The Turn Of The Screw (July 4-Aug. 2, opens July 9)
Jeffrey Hatcher, the author of Three Viewings and Scotland Road, has adapted Henry James' classic ghost story into a two-person thriller. The psychological mystery concerns a governess determined to save her two young wards from spectres haunting their uncle's estate.
Ambition Facing West (Aug. 8-Sept. 6, opens Aug. 13)
Three generations of a Croatian family migrate to the U.S., Japan and beyond. When Stefan, Alma and Joey find "a better life" elsewhere, they must still decide who they are. Anthony Clarvoe's drama, directed by Shook, features Kandis Chappell and Michael McGuire. Clarvoe's last piece at Intiman was a 1996 adaptation of Ibsen's Ghosts.
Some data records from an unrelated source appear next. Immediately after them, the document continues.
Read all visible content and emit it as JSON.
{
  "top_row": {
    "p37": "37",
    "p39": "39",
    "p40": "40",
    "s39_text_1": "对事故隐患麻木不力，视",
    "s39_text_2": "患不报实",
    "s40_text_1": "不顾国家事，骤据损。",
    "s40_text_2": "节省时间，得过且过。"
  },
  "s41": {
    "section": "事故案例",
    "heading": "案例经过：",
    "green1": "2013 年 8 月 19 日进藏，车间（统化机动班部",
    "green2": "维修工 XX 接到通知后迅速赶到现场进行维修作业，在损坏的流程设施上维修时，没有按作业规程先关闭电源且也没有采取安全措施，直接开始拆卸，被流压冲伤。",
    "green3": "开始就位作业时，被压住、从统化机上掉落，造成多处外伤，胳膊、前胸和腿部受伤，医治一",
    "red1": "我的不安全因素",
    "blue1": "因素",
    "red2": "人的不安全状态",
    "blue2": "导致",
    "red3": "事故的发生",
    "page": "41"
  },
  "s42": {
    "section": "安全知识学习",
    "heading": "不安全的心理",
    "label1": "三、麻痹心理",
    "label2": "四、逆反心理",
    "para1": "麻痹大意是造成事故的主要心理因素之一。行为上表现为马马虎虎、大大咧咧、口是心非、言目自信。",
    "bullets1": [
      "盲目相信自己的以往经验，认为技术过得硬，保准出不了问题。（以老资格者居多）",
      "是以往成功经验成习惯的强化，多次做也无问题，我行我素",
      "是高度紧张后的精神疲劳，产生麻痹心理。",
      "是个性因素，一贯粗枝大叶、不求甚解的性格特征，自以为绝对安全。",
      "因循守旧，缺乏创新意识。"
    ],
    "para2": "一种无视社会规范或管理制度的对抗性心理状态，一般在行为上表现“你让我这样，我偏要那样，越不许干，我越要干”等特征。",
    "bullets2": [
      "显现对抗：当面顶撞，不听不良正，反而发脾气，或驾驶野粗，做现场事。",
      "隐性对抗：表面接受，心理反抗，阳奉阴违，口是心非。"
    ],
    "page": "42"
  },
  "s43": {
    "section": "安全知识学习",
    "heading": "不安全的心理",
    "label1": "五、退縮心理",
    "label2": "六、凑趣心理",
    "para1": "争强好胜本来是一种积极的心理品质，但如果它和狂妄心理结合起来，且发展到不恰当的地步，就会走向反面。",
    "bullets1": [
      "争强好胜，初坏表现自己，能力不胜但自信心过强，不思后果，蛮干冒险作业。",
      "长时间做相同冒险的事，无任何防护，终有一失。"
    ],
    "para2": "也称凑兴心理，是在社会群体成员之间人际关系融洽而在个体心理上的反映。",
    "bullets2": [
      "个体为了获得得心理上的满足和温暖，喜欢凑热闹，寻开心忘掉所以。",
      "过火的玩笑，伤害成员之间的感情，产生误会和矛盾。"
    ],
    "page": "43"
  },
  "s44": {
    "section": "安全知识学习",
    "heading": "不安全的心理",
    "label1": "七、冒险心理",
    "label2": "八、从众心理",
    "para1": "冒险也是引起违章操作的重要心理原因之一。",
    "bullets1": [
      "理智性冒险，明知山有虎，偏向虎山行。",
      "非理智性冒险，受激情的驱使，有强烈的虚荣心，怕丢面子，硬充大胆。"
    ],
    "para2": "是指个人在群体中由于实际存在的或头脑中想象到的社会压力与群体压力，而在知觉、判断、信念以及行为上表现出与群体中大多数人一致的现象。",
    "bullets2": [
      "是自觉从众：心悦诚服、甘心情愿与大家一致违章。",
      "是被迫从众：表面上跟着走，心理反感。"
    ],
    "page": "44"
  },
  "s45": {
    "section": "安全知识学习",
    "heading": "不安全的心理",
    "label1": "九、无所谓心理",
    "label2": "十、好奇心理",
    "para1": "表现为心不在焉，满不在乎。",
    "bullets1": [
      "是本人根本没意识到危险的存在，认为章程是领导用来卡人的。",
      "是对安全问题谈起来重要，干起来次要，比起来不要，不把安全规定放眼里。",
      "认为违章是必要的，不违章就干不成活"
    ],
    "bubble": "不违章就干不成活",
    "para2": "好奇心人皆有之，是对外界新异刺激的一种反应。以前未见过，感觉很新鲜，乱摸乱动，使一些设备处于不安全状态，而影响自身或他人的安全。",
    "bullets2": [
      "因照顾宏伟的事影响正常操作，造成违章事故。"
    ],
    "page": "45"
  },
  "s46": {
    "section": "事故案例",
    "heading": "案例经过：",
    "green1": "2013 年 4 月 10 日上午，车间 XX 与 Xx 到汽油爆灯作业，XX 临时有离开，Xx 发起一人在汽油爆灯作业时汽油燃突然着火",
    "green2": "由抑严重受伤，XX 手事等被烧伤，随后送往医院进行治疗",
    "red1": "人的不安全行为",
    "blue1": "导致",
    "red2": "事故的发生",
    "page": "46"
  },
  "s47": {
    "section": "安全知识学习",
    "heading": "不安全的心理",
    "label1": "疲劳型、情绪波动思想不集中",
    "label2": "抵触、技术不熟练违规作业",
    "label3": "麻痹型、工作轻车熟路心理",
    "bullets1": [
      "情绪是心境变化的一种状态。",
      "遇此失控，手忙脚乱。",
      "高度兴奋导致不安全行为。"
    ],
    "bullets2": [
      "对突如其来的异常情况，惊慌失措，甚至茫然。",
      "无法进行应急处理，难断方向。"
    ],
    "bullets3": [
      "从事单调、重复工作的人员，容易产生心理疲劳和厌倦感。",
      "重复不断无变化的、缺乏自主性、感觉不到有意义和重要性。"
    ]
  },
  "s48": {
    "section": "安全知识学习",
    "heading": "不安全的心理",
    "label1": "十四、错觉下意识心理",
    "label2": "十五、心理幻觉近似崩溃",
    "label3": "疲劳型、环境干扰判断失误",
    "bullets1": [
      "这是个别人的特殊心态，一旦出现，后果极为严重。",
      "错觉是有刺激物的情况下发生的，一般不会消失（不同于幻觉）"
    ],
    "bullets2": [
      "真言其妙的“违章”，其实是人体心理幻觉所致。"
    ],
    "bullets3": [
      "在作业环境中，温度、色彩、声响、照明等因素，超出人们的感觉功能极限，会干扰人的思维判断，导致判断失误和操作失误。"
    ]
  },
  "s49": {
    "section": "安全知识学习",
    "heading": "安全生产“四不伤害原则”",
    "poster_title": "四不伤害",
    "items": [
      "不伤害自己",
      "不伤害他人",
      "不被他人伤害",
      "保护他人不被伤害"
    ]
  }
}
Tongue of a Bird (Sept. 13-Oct. 12, opens Sept. 17)
A world premiere by Ellen McLaughlin (author of Iphigenia and Other Daughters), Tongue tells of Maxine, a search-and-rescue pilot hunting for an abducted girl. The search kindles her desire to uncover the truth about her own mother's death. Lisa Peterson directs the poetic drama, whose author is best known for playing the Angel in Broadway's Angels In America. The Old Settler (Oct. 24-Nov. 22, opens Oct. 29)
Most recently produced at the Long Wharf, John Henry Redwood's gentle drama takes a heartwarming look at Harlem in the 1940s, as two middle-aged sisters find their lives changed when they take in a handsome boarder. Claude Purdy will direct. For more information on the play and its author, see Playbill On-Line's story, "Hit NJ Old Settler Opens at Long Wharf."
Private Lives (Nov. 28-Dec. 28, opens Dec. 3)
So popular was the Intiman's 1987 mounting of Noel Coward's Private Lives, they're bringing it back -- with the same star (Barbara Dirickson). The frothy comedy follows Elyot and Amanda on their honeymoon after marriage -- to two other people. Shook directs the revival.
For tickets (subscriptions: $90.50-$161; per show $19.50-$31) and information on the Intiman Theatre season, call (206) 269-1900. (Single tickets go on sale after April 22.)
--By David Lefkowitz